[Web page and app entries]
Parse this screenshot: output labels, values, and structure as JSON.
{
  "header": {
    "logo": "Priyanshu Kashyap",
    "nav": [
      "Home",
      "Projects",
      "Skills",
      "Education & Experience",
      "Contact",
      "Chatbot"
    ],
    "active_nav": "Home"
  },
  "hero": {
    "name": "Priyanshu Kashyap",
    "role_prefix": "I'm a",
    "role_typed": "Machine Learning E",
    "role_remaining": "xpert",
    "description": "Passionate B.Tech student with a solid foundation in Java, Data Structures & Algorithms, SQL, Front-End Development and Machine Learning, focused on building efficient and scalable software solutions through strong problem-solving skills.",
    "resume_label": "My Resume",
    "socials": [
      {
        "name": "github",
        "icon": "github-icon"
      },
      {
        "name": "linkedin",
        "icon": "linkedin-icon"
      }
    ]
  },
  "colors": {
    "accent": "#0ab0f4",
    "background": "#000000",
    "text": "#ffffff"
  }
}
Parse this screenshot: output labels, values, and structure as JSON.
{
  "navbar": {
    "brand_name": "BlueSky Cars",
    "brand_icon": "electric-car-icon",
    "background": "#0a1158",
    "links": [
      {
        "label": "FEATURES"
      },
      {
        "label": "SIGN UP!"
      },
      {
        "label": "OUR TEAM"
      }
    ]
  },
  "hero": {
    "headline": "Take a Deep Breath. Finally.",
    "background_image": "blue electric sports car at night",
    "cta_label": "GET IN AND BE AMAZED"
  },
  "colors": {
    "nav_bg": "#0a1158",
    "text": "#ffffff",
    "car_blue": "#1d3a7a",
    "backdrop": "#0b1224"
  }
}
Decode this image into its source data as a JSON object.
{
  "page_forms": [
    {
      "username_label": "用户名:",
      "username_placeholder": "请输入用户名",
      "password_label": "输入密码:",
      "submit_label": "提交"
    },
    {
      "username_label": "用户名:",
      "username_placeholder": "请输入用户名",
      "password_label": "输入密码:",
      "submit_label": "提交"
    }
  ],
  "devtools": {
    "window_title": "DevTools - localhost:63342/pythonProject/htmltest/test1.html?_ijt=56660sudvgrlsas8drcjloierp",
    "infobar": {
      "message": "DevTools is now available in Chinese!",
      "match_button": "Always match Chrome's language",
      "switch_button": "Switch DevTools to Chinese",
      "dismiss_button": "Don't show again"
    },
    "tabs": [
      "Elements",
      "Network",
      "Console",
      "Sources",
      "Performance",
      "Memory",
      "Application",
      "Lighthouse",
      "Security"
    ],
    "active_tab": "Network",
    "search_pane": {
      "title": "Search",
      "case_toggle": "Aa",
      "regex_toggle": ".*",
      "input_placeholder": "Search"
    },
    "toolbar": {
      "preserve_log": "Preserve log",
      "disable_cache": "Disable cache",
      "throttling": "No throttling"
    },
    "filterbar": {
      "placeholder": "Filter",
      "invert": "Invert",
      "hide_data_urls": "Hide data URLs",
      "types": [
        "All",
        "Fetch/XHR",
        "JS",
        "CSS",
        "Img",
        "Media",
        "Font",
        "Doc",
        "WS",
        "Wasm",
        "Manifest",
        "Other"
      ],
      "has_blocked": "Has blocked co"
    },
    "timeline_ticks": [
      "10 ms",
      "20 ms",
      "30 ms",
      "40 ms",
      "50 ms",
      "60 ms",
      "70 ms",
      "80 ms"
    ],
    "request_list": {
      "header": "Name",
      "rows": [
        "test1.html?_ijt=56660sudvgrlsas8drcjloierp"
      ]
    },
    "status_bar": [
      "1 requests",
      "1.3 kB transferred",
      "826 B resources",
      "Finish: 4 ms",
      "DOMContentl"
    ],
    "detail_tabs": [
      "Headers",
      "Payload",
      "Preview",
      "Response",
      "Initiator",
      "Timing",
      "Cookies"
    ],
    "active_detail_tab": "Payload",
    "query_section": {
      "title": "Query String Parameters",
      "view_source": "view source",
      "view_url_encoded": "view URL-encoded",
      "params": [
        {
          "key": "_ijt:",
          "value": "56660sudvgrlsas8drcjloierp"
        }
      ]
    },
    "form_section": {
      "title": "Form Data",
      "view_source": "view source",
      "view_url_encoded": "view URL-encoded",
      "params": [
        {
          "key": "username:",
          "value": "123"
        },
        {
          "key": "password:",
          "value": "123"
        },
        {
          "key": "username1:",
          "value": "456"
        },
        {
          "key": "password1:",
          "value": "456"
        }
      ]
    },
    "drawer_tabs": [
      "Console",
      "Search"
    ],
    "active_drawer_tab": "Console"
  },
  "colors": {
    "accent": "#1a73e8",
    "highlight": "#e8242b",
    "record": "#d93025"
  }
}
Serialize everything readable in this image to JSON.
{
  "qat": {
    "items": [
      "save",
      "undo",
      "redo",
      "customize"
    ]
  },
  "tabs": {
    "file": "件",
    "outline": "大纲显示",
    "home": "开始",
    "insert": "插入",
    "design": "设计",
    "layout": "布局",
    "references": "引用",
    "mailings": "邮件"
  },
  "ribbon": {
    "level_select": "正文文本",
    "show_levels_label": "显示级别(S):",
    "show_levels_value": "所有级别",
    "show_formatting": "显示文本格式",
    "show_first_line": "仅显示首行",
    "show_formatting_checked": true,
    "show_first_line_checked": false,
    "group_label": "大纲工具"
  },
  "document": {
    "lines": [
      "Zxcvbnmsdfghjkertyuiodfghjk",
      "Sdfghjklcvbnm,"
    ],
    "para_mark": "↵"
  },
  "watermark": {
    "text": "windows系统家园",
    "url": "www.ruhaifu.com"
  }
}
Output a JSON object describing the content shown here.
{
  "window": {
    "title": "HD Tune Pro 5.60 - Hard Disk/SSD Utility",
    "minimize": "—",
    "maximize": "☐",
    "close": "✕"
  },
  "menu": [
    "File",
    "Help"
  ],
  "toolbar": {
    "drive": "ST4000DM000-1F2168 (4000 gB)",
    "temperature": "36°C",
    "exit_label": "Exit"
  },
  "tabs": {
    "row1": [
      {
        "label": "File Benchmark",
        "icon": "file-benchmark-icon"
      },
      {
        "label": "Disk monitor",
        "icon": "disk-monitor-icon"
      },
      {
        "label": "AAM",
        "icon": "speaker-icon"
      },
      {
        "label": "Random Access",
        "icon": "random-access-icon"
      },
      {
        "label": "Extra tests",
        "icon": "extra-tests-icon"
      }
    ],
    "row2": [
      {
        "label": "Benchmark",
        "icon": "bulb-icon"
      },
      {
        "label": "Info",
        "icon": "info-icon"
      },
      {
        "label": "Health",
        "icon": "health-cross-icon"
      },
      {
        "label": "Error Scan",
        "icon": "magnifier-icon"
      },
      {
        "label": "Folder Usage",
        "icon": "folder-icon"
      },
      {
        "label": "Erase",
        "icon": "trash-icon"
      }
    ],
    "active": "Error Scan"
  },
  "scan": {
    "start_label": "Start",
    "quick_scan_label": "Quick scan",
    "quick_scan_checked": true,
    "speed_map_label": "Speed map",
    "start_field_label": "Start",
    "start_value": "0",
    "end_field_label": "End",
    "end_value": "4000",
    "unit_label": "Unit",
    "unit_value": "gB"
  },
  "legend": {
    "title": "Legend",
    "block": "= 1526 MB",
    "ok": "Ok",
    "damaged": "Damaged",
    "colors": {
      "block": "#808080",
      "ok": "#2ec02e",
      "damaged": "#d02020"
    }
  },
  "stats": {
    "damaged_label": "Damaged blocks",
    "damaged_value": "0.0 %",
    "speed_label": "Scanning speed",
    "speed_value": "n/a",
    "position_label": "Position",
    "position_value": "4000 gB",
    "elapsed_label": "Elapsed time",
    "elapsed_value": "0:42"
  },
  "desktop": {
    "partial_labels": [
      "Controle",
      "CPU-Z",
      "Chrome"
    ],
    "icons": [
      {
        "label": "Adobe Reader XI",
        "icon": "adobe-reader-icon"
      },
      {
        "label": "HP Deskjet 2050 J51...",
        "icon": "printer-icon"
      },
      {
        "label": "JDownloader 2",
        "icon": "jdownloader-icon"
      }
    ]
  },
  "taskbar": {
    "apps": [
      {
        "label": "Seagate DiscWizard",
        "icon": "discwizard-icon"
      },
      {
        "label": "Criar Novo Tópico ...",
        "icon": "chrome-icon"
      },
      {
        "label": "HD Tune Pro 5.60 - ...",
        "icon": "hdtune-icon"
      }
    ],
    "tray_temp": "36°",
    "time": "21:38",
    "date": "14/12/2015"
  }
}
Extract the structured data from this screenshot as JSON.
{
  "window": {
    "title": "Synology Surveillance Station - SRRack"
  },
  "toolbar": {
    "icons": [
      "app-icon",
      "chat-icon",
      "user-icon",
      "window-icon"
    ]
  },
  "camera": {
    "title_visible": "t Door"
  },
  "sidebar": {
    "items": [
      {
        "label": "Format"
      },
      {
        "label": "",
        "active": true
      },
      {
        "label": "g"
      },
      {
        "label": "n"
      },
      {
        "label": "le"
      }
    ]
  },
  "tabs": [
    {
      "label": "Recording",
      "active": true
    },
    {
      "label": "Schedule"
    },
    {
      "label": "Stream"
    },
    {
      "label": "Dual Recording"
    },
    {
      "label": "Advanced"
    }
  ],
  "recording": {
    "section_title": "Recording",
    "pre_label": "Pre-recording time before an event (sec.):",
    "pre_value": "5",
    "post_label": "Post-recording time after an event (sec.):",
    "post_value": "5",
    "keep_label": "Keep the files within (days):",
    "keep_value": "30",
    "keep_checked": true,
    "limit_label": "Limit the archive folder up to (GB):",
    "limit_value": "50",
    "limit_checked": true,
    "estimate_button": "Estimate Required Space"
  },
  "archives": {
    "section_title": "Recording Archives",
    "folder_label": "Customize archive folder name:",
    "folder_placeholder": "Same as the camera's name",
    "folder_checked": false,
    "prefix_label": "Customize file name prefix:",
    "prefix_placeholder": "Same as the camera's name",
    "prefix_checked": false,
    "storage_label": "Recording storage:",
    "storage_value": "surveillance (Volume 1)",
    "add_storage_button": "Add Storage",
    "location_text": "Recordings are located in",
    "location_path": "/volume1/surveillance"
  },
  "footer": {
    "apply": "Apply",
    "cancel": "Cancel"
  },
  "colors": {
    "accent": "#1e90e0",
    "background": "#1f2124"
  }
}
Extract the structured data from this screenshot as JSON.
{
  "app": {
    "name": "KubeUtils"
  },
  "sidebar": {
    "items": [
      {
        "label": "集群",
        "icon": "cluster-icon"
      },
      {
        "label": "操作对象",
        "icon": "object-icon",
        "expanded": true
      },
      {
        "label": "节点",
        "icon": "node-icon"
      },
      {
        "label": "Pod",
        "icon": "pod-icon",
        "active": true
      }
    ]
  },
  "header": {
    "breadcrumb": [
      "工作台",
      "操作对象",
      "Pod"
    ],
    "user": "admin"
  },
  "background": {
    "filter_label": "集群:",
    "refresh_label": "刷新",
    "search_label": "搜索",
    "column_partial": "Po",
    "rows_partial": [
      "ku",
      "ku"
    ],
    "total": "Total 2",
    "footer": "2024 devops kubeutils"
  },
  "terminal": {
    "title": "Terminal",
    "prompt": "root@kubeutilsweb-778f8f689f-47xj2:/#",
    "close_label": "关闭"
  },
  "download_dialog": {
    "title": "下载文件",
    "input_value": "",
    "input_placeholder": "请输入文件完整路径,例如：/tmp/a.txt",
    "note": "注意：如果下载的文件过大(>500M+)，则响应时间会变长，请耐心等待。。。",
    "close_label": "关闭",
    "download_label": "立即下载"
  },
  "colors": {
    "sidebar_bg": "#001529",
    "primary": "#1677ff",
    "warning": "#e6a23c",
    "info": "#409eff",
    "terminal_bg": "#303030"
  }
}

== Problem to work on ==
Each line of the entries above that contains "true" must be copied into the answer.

== Answer box ==
    "show_formatting_checked": true,
    "quick_scan_checked": true,
        "active": true
      "active": true
    "keep_checked": true,
    "limit_checked": true,
        "expanded": true
        "active": true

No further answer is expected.